If you run into any issues upgrading...

Please check the Common Issues > Installation/Upgrading Issues section which provides solutions for commonly encountered installation / upgrading problems.

Always backup your database and .env file before upgrading. We try very hard to make sure that all database changes are non-destructive, but you should always backup beforehand anyway. You will never regret backing up your database. You may regret not doing so, so it’s just better to get into the habit.

Upgrading via Git

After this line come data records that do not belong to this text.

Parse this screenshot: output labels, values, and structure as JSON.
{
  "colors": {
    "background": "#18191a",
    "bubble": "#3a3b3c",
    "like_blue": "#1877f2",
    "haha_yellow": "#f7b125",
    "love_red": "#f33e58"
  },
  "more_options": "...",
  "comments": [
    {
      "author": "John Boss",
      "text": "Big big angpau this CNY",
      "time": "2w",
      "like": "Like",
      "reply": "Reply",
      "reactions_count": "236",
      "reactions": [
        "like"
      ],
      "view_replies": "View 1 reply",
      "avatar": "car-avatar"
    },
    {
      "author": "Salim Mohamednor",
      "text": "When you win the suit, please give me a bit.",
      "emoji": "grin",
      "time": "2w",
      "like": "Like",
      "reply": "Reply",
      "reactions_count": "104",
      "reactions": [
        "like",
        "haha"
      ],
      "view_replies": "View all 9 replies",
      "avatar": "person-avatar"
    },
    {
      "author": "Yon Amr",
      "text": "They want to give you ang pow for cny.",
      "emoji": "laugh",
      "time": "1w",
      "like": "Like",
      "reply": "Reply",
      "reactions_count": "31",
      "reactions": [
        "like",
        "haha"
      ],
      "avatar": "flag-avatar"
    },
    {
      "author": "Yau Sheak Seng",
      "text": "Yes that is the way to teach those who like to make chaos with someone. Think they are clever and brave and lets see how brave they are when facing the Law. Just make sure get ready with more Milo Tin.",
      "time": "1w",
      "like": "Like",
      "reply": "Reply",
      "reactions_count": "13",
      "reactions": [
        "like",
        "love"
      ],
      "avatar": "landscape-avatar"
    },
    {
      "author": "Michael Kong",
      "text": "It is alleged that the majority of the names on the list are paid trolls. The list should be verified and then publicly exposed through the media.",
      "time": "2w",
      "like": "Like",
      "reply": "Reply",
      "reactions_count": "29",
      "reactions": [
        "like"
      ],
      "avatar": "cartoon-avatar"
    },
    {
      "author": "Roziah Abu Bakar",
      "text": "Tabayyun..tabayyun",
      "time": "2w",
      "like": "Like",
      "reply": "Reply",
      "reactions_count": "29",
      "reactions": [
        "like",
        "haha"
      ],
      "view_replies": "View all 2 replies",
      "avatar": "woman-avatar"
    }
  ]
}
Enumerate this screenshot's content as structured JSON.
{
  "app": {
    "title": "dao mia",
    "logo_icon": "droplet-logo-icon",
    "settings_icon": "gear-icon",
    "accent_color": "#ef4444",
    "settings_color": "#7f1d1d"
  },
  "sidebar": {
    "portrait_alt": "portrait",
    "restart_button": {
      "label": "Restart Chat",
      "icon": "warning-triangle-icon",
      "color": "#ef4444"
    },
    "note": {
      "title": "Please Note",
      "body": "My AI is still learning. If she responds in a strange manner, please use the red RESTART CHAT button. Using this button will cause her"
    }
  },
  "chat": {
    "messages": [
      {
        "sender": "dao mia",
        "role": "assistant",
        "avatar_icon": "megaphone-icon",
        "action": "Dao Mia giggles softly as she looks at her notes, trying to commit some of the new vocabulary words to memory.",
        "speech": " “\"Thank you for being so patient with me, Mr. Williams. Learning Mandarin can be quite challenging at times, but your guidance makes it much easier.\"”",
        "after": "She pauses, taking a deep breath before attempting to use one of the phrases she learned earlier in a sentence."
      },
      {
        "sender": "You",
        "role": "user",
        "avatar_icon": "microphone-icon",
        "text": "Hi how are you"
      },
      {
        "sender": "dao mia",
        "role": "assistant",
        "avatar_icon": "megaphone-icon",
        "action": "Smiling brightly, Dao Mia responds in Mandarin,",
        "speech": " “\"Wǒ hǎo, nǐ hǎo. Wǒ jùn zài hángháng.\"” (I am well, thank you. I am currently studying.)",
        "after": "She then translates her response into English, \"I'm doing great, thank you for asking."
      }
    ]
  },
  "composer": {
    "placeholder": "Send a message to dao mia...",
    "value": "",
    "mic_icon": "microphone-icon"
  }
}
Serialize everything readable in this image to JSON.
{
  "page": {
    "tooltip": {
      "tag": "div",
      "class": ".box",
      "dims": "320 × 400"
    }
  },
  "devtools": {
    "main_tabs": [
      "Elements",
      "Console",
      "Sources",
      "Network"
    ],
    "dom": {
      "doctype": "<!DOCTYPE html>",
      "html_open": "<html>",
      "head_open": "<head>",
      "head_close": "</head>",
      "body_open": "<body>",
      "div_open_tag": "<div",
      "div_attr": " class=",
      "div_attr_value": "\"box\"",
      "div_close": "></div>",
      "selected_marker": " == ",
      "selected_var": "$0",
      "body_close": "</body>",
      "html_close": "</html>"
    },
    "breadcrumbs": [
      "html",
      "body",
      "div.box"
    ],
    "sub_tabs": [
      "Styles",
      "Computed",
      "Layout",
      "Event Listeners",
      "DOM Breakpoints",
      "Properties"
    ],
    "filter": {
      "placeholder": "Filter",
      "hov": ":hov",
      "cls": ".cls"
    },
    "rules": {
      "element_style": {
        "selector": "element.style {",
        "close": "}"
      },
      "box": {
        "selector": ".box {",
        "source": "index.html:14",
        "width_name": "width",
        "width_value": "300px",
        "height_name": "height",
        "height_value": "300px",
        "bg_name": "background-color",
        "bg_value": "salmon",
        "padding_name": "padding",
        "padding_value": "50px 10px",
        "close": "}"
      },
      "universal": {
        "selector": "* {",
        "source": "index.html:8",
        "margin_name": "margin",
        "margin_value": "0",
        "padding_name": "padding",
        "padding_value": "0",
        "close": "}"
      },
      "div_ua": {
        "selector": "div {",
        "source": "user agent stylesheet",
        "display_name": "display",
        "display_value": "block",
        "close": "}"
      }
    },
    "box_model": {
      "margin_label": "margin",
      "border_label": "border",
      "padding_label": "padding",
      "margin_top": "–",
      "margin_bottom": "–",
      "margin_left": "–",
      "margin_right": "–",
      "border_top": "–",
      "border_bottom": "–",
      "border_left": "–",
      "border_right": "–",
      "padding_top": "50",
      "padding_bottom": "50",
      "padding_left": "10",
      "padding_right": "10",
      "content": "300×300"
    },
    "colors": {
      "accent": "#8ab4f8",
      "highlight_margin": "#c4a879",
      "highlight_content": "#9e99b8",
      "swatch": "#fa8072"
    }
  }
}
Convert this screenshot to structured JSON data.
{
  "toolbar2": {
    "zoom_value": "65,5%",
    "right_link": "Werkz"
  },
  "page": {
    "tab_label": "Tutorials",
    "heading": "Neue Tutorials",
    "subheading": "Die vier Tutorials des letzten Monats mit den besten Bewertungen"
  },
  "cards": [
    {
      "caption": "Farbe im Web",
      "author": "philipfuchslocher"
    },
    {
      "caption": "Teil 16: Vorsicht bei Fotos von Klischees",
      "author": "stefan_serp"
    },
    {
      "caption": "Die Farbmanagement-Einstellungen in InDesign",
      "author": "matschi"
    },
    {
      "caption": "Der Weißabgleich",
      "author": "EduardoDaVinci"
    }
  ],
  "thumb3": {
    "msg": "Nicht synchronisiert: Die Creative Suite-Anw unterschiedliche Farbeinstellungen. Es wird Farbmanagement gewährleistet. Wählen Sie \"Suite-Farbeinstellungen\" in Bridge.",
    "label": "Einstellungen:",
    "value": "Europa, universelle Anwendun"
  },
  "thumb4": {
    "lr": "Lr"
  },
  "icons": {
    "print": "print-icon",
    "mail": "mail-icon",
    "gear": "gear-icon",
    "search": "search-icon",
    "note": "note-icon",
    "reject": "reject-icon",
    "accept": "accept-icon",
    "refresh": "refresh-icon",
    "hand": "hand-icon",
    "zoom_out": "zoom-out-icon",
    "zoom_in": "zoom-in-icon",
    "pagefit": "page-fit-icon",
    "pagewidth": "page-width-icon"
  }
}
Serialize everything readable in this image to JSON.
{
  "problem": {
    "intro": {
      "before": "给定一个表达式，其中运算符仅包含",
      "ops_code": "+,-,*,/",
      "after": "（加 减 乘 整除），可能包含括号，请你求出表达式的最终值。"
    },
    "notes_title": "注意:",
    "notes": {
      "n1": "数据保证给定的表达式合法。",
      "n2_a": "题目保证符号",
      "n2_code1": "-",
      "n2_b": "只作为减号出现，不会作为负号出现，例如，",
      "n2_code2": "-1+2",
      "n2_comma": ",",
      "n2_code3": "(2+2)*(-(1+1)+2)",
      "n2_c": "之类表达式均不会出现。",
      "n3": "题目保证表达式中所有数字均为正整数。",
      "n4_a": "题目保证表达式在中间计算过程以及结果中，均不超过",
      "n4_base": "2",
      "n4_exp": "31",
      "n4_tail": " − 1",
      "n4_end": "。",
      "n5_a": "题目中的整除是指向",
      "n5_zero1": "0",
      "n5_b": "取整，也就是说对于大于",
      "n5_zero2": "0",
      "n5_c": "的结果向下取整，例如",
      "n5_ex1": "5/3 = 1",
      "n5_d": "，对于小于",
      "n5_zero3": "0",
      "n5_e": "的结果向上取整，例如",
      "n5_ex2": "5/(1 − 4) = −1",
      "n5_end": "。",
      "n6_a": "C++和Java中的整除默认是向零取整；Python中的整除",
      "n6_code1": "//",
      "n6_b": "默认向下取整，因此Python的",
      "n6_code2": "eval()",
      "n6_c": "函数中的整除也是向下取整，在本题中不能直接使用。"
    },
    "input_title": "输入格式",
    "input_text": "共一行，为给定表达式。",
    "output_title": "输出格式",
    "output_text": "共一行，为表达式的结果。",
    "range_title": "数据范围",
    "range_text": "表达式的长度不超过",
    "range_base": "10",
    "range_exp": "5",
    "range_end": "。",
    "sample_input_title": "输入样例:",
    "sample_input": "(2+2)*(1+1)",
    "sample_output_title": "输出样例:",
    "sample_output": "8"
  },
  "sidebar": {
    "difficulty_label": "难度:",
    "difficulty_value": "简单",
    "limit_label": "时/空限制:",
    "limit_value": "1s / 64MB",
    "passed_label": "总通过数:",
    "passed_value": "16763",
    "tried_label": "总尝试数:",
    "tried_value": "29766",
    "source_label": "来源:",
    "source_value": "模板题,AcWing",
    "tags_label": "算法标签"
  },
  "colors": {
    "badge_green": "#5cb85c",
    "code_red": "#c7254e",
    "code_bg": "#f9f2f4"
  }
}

If you installed Snipe-IT via Git (which is our recommended method - seriously, we really, really recommend it), updating Snipe-IT should be pretty straightforward. Simply pull down the newest release (using git pull) and run whatever commands the release notes specify. Your configuration won’t be overwritten, since the .env file isn't checked into version control.

In Snipe-IT v4.1.3 and higher, you can try the one-step upgrade by running:

git pull
php upgrade.php

from your Snipe-IT project root.

That will attempt to:

  • check your installed PHP libraries to confirm you have all of the required libraries installed
  • run a backup
  • put your Snipe-IT into maintenance mode
  • git pull
  • clear your application caches
  • run composer install --no-dev
  • run database migrations
  • checks for OAuth keys
  • checks your directory permissions
  • takes the database out of maintenance mode

If you're not upgrading via git, you can still use the upgrade script, but it won't be able to download the new files, and will just try to run the backups, clear caches, etc.

Upgrading Manually

Upgrading manually is unfortunately much more labor intensive (which is why we strongly recommend installing via git instead.) The most straightforward way to do this is to rename your current Snipe-IT directory (for example, to snipe-it-v3-bkup) and download the new version into a parallel directory that you name whatever your old one was named. (Keeping the same name for the new version just means you don't have to mess with the web server path settings.)

From there, copy over the old .env and your OAuth keys in storage, as well as any files or folders in your public/uploads directory and your storage/private_uploads directory.

If you wish to switch to upgrading via Git, now is a good time to do that. For instructions on how to switch from a manual install to a Git install, click here.

After Pulling the New Version Files

Whenever you pull down a new version from master or develop, or when you grab the latest official release, make sure to run the following commands via command line:

git pull
php composer.phar install --no-dev --prefer-source
php composer.phar dump-autoload
php artisan migrate
php artisan config:clear
php artisan route:clear
php artisan cache:clear
php artisan view:clear

For windows, use:

composer install --no-dev --prefer-source
composer dump-autoload
php artisan migrate
php artisan config:clear
php artisan config:cache

(Developers should remove the --no-dev flag, so they have unit test frameworks and debugging tools.)

Forgetting to run these commands can mean your DB might end up out of sync with the new files you just pulled, or you may have some funky cached autoloader values.

It’s a good idea to get into the habit of running these every time you pull anything new down. If there are no database changes to migrate, it won't hurt anything to run migrations anyway, you’ll just see "Nothing to migrate".

If you have any issues upgrading, check the Common Issues page for a fix. If you don’t see your issue listed there, open an issue on Github and we’ll try to get you sorted out. Be sure to provide the information outlined in the Getting Help section of this site so that we have the info we need to assist you.